• _TASK TO CARRY OUT_: If an entry holds a picture, skip the picture but copy everything else exactly.

┄┄┄┄┄┄┄┄┄┄┄┄┄┄┄┄┄┄┄┄

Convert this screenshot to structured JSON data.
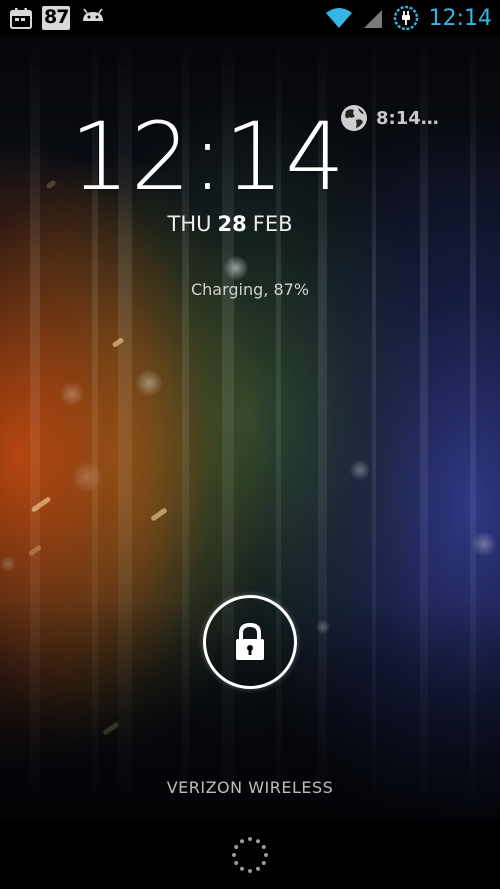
{
  "status_bar": {
    "time": "12:14",
    "notification_badge": "87",
    "left_icons": [
      "calendar-icon",
      "badge-87",
      "android-icon"
    ],
    "right_icons": [
      "wifi-icon",
      "cell-signal-icon",
      "battery-charging-icon"
    ],
    "accent_color": "#33b5e5"
  },
  "lockscreen": {
    "clock": "12:14",
    "date": {
      "weekday": "THU",
      "day": "28",
      "month": "FEB"
    },
    "battery_status": "Charging, 87%",
    "world_clock": {
      "time": "8:14…",
      "icon": "globe-icon"
    },
    "unlock_icon": "lock-icon",
    "carrier": "VERIZON WIRELESS"
  },
  "nav_bar": {
    "icon": "loading-spinner-icon"
  }
}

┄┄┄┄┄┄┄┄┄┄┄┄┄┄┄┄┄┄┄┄

• _SOLVED EXERCISE_:
Convert this screenshot to structured JSON data.
{
  "status_bar": {
    "time": "12:14",
    "notification_badge": "87",
    "left_icons": [
      "calendar-icon",
      "badge-87",
      "android-icon"
    ],
    "right_icons": [
      "wifi-icon",
      "cell-signal-icon",
      "battery-charging-icon"
    ],
    "accent_color": "#33b5e5"
  },
  "lockscreen": {
    "clock": "12:14",
    "date": {
      "weekday": "THU",
      "day": "28",
      "month": "FEB"
    },
    "battery_status": "Charging, 87%",
    "world_clock": {
      "time": "8:14…",
      "icon": "globe-icon"
    },
    "unlock_icon": "lock-icon",
    "carrier": "VERIZON WIRELESS"
  },
  "nav_bar": {
    "icon": "loading-spinner-icon"
  }
}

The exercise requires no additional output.